§ EXERCISE DETAILS
Look through the records and copy every line in which "Mail" appears.
BEGIN SUPPLIED DATA
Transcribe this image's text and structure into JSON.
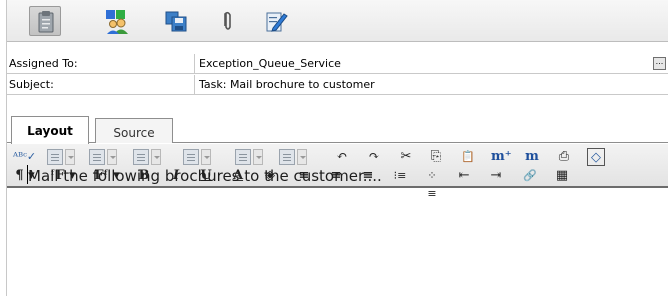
{
  "toolbar": {
    "buttons": [
      {
        "name": "clipboard-icon",
        "pressed": true
      },
      {
        "name": "assign-users-icon",
        "pressed": false
      },
      {
        "name": "save-icon",
        "pressed": false
      },
      {
        "name": "attachment-icon",
        "pressed": false
      },
      {
        "name": "edit-notes-icon",
        "pressed": false
      }
    ]
  },
  "fields": {
    "assigned_to": {
      "label": "Assigned To:",
      "value": "Exception_Queue_Service",
      "lookup_label": "..."
    },
    "subject": {
      "label": "Subject:",
      "value": "Task: Mail brochure to customer"
    }
  },
  "editor": {
    "tabs": [
      {
        "label": "Layout",
        "active": true
      },
      {
        "label": "Source",
        "active": false
      }
    ],
    "body_text": "Mail the following brochures to the customer...."
  },
  "format_toolbar": {
    "row1": [
      {
        "name": "spellcheck-icon",
        "glyph": "ᴬᴮᶜ✓"
      },
      {
        "name": "style-dropdown-1",
        "type": "dropdown"
      },
      {
        "name": "style-dropdown-2",
        "type": "dropdown"
      },
      {
        "name": "style-dropdown-3",
        "type": "dropdown"
      },
      {
        "name": "style-dropdown-4",
        "type": "dropdown"
      },
      {
        "name": "style-dropdown-5",
        "type": "dropdown"
      },
      {
        "name": "style-dropdown-6",
        "type": "dropdown"
      },
      {
        "name": "undo-icon",
        "glyph": "↶"
      },
      {
        "name": "redo-icon",
        "glyph": "↷"
      },
      {
        "name": "cut-icon",
        "glyph": "✂"
      },
      {
        "name": "copy-icon",
        "glyph": "⎘"
      },
      {
        "name": "paste-icon",
        "glyph": "📋"
      },
      {
        "name": "insert-field-icon",
        "glyph": "m⁺"
      },
      {
        "name": "field-markup-icon",
        "glyph": "m"
      },
      {
        "name": "properties-icon",
        "glyph": "⎙"
      },
      {
        "name": "html-source-icon",
        "glyph": "◇"
      }
    ],
    "row2": [
      {
        "name": "paragraph-icon",
        "glyph": "¶ ▾"
      },
      {
        "name": "font-family-icon",
        "glyph": "ᶠF ▾"
      },
      {
        "name": "font-size-icon",
        "glyph": "Fᶠ ▾"
      },
      {
        "name": "bold-icon",
        "glyph": "B"
      },
      {
        "name": "italic-icon",
        "glyph": "I"
      },
      {
        "name": "underline-icon",
        "glyph": "U"
      },
      {
        "name": "font-color-icon",
        "glyph": "A"
      },
      {
        "name": "highlight-icon",
        "glyph": "◈"
      },
      {
        "name": "align-left-icon",
        "glyph": "≡"
      },
      {
        "name": "align-center-icon",
        "glyph": "≡"
      },
      {
        "name": "align-right-icon",
        "glyph": "≡"
      },
      {
        "name": "numbered-list-icon",
        "glyph": "⁝≡"
      },
      {
        "name": "bullet-list-icon",
        "glyph": "⁘≡"
      },
      {
        "name": "outdent-icon",
        "glyph": "⇤"
      },
      {
        "name": "indent-icon",
        "glyph": "⇥"
      },
      {
        "name": "insert-link-icon",
        "glyph": "🔗"
      },
      {
        "name": "insert-table-icon",
        "glyph": "▦"
      }
    ]
  },
  "colors": {
    "toolbar_bg": "#ececec",
    "border": "#8e8e8e",
    "text": "#1d1d1d"
  }
}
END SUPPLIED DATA
§ RESPONSE TO THE TASK
      "value": "Task: Mail brochure to customer"
    "body_text": "Mail the following brochures to the customer...."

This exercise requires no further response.